Task details
Reproduce the listing exactly. Omit pictures.
==== Supplied material ====
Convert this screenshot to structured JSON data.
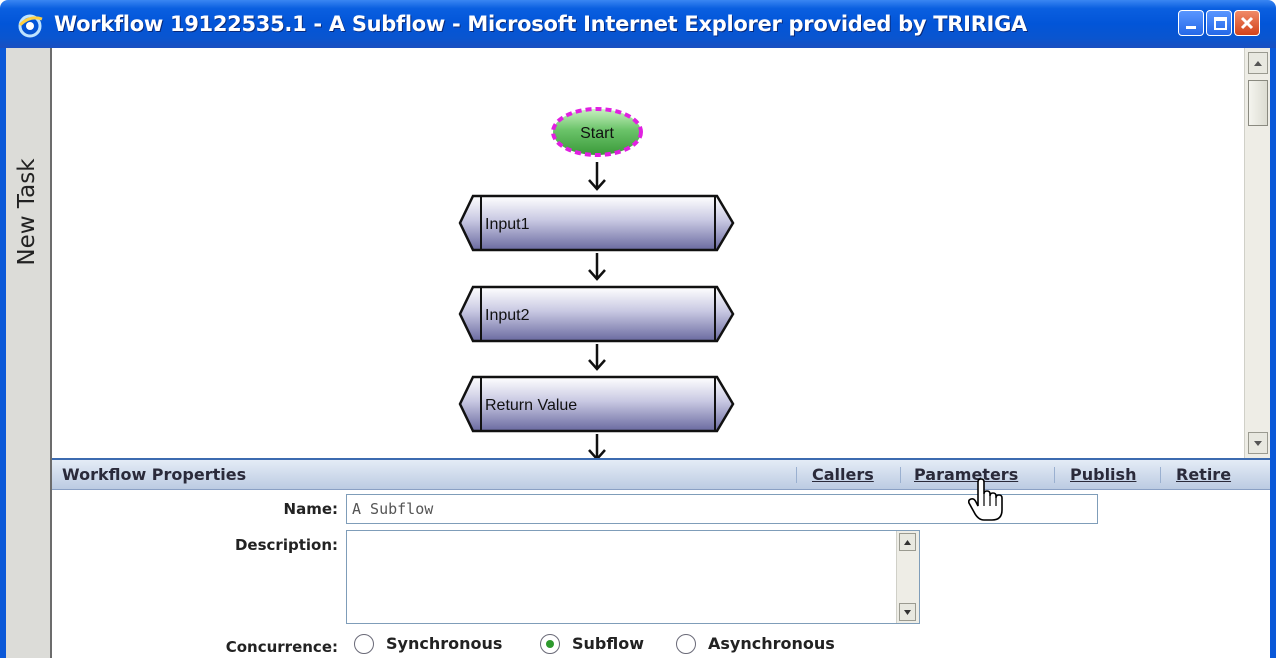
{
  "window": {
    "title": "Workflow 19122535.1 - A Subflow - Microsoft Internet Explorer provided by TRIRIGA"
  },
  "side_tab": {
    "label": "New Task"
  },
  "diagram": {
    "start_label": "Start",
    "steps": [
      "Input1",
      "Input2",
      "Return Value"
    ]
  },
  "properties": {
    "title": "Workflow Properties",
    "links": [
      "Callers",
      "Parameters",
      "Publish",
      "Retire"
    ],
    "name_label": "Name:",
    "name_value": "A Subflow",
    "description_label": "Description:",
    "description_value": "",
    "concurrence_label": "Concurrence:",
    "concurrence_options": [
      "Synchronous",
      "Subflow",
      "Asynchronous"
    ],
    "concurrence_selected": "Subflow"
  },
  "colors": {
    "title_bar": "#0255d8",
    "start_fill": "#5cb85c",
    "start_border": "#e020e0",
    "step_fill": "#9a9ac8"
  }
}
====
Written reply
Convert this screenshot to structured JSON data.
{
  "window": {
    "title": "Workflow 19122535.1 - A Subflow - Microsoft Internet Explorer provided by TRIRIGA"
  },
  "side_tab": {
    "label": "New Task"
  },
  "diagram": {
    "start_label": "Start",
    "steps": [
      "Input1",
      "Input2",
      "Return Value"
    ]
  },
  "properties": {
    "title": "Workflow Properties",
    "links": [
      "Callers",
      "Parameters",
      "Publish",
      "Retire"
    ],
    "name_label": "Name:",
    "name_value": "A Subflow",
    "description_label": "Description:",
    "description_value": "",
    "concurrence_label": "Concurrence:",
    "concurrence_options": [
      "Synchronous",
      "Subflow",
      "Asynchronous"
    ],
    "concurrence_selected": "Subflow"
  },
  "colors": {
    "title_bar": "#0255d8",
    "start_fill": "#5cb85c",
    "start_border": "#e020e0",
    "step_fill": "#9a9ac8"
  }
}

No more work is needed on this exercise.